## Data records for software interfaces
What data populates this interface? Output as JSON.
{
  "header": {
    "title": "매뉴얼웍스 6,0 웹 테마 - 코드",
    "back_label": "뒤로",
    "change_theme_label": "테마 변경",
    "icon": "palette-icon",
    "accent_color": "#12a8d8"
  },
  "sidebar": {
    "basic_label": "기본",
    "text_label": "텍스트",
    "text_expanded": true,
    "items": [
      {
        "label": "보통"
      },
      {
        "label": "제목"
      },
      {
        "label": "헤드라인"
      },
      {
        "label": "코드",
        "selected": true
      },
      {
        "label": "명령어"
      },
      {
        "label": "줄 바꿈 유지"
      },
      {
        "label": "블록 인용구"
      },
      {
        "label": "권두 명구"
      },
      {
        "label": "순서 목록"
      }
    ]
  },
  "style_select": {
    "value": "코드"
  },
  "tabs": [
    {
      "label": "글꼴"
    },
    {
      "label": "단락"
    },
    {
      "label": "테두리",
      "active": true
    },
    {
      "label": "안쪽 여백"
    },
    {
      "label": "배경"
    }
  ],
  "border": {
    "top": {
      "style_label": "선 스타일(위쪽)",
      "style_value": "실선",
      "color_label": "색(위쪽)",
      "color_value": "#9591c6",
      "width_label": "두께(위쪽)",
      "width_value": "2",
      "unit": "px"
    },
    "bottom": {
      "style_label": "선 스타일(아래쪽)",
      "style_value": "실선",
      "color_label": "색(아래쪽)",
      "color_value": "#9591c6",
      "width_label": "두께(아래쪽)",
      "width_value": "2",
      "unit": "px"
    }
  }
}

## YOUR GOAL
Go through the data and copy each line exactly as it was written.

## PROBLEM SOLUTION
What data populates this interface? Output as JSON.
{
  "header": {
    "title": "매뉴얼웍스 6,0 웹 테마 - 코드",
    "back_label": "뒤로",
    "change_theme_label": "테마 변경",
    "icon": "palette-icon",
    "accent_color": "#12a8d8"
  },
  "sidebar": {
    "basic_label": "기본",
    "text_label": "텍스트",
    "text_expanded": true,
    "items": [
      {
        "label": "보통"
      },
      {
        "label": "제목"
      },
      {
        "label": "헤드라인"
      },
      {
        "label": "코드",
        "selected": true
      },
      {
        "label": "명령어"
      },
      {
        "label": "줄 바꿈 유지"
      },
      {
        "label": "블록 인용구"
      },
      {
        "label": "권두 명구"
      },
      {
        "label": "순서 목록"
      }
    ]
  },
  "style_select": {
    "value": "코드"
  },
  "tabs": [
    {
      "label": "글꼴"
    },
    {
      "label": "단락"
    },
    {
      "label": "테두리",
      "active": true
    },
    {
      "label": "안쪽 여백"
    },
    {
      "label": "배경"
    }
  ],
  "border": {
    "top": {
      "style_label": "선 스타일(위쪽)",
      "style_value": "실선",
      "color_label": "색(위쪽)",
      "color_value": "#9591c6",
      "width_label": "두께(위쪽)",
      "width_value": "2",
      "unit": "px"
    },
    "bottom": {
      "style_label": "선 스타일(아래쪽)",
      "style_value": "실선",
      "color_label": "색(아래쪽)",
      "color_value": "#9591c6",
      "width_label": "두께(아래쪽)",
      "width_value": "2",
      "unit": "px"
    }
  }
}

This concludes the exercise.